What is being asked: All of the data that follows should be retyped exactly as it appears.

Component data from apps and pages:
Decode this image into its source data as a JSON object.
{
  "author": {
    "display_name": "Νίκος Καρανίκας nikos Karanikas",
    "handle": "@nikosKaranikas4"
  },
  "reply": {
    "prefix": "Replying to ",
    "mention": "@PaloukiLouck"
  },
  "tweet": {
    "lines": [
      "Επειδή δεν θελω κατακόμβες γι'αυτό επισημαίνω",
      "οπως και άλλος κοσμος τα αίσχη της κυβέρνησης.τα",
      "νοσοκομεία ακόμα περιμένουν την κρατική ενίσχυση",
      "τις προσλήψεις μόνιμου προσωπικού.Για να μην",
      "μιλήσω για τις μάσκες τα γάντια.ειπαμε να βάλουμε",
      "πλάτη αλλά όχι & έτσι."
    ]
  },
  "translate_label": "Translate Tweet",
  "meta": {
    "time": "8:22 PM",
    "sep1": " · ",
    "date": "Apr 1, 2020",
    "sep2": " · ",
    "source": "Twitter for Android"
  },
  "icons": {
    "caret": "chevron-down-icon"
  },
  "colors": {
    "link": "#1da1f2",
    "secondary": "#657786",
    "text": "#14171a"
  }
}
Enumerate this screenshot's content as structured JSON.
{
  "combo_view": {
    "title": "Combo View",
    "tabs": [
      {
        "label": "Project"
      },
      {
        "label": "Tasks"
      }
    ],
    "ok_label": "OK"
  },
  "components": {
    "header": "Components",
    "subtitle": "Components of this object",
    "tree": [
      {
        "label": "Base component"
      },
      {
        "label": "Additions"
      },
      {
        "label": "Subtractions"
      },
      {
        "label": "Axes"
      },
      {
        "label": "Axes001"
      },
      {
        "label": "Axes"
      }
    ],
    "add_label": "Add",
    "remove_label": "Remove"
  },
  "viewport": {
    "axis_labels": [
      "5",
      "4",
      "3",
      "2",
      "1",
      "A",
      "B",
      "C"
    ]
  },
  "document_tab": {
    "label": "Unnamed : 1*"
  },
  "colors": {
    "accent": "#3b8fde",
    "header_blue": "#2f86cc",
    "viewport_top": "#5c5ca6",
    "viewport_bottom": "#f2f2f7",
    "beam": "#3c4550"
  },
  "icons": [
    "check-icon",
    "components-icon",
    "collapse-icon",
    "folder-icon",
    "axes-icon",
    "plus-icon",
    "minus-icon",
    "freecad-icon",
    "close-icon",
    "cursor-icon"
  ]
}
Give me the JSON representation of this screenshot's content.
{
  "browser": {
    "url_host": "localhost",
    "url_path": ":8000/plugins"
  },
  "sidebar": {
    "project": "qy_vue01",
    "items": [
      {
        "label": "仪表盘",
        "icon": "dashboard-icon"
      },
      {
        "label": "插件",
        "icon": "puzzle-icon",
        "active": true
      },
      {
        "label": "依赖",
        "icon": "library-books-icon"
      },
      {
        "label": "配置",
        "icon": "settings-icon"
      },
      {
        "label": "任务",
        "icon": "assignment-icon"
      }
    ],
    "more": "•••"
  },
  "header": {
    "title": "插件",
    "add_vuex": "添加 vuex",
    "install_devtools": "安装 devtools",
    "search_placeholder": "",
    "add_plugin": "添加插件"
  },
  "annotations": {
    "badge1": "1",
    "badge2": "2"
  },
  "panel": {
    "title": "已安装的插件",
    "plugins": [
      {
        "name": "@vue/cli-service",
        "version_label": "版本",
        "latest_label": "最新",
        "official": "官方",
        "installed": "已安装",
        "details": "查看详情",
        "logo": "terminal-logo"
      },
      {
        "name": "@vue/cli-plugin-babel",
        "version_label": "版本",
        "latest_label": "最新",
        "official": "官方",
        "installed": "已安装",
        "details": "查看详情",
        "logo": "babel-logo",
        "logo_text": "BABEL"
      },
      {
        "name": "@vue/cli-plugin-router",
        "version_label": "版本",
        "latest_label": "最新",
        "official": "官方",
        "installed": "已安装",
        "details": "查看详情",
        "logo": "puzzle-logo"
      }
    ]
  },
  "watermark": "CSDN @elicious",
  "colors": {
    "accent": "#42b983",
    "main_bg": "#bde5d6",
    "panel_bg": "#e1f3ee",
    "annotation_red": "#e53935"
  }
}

Answer box:
Decode this image into its source data as a JSON object.
{
  "author": {
    "display_name": "Νίκος Καρανίκας nikos Karanikas",
    "handle": "@nikosKaranikas4"
  },
  "reply": {
    "prefix": "Replying to ",
    "mention": "@PaloukiLouck"
  },
  "tweet": {
    "lines": [
      "Επειδή δεν θελω κατακόμβες γι'αυτό επισημαίνω",
      "οπως και άλλος κοσμος τα αίσχη της κυβέρνησης.τα",
      "νοσοκομεία ακόμα περιμένουν την κρατική ενίσχυση",
      "τις προσλήψεις μόνιμου προσωπικού.Για να μην",
      "μιλήσω για τις μάσκες τα γάντια.ειπαμε να βάλουμε",
      "πλάτη αλλά όχι & έτσι."
    ]
  },
  "translate_label": "Translate Tweet",
  "meta": {
    "time": "8:22 PM",
    "sep1": " · ",
    "date": "Apr 1, 2020",
    "sep2": " · ",
    "source": "Twitter for Android"
  },
  "icons": {
    "caret": "chevron-down-icon"
  },
  "colors": {
    "link": "#1da1f2",
    "secondary": "#657786",
    "text": "#14171a"
  }
}
Enumerate this screenshot's content as structured JSON.
{
  "combo_view": {
    "title": "Combo View",
    "tabs": [
      {
        "label": "Project"
      },
      {
        "label": "Tasks"
      }
    ],
    "ok_label": "OK"
  },
  "components": {
    "header": "Components",
    "subtitle": "Components of this object",
    "tree": [
      {
        "label": "Base component"
      },
      {
        "label": "Additions"
      },
      {
        "label": "Subtractions"
      },
      {
        "label": "Axes"
      },
      {
        "label": "Axes001"
      },
      {
        "label": "Axes"
      }
    ],
    "add_label": "Add",
    "remove_label": "Remove"
  },
  "viewport": {
    "axis_labels": [
      "5",
      "4",
      "3",
      "2",
      "1",
      "A",
      "B",
      "C"
    ]
  },
  "document_tab": {
    "label": "Unnamed : 1*"
  },
  "colors": {
    "accent": "#3b8fde",
    "header_blue": "#2f86cc",
    "viewport_top": "#5c5ca6",
    "viewport_bottom": "#f2f2f7",
    "beam": "#3c4550"
  },
  "icons": [
    "check-icon",
    "components-icon",
    "collapse-icon",
    "folder-icon",
    "axes-icon",
    "plus-icon",
    "minus-icon",
    "freecad-icon",
    "close-icon",
    "cursor-icon"
  ]
}
Give me the JSON representation of this screenshot's content.
{
  "browser": {
    "url_host": "localhost",
    "url_path": ":8000/plugins"
  },
  "sidebar": {
    "project": "qy_vue01",
    "items": [
      {
        "label": "仪表盘",
        "icon": "dashboard-icon"
      },
      {
        "label": "插件",
        "icon": "puzzle-icon",
        "active": true
      },
      {
        "label": "依赖",
        "icon": "library-books-icon"
      },
      {
        "label": "配置",
        "icon": "settings-icon"
      },
      {
        "label": "任务",
        "icon": "assignment-icon"
      }
    ],
    "more": "•••"
  },
  "header": {
    "title": "插件",
    "add_vuex": "添加 vuex",
    "install_devtools": "安装 devtools",
    "search_placeholder": "",
    "add_plugin": "添加插件"
  },
  "annotations": {
    "badge1": "1",
    "badge2": "2"
  },
  "panel": {
    "title": "已安装的插件",
    "plugins": [
      {
        "name": "@vue/cli-service",
        "version_label": "版本",
        "latest_label": "最新",
        "official": "官方",
        "installed": "已安装",
        "details": "查看详情",
        "logo": "terminal-logo"
      },
      {
        "name": "@vue/cli-plugin-babel",
        "version_label": "版本",
        "latest_label": "最新",
        "official": "官方",
        "installed": "已安装",
        "details": "查看详情",
        "logo": "babel-logo",
        "logo_text": "BABEL"
      },
      {
        "name": "@vue/cli-plugin-router",
        "version_label": "版本",
        "latest_label": "最新",
        "official": "官方",
        "installed": "已安装",
        "details": "查看详情",
        "logo": "puzzle-logo"
      }
    ]
  },
  "watermark": "CSDN @elicious",
  "colors": {
    "accent": "#42b983",
    "main_bg": "#bde5d6",
    "panel_bg": "#e1f3ee",
    "annotation_red": "#e53935"
  }
}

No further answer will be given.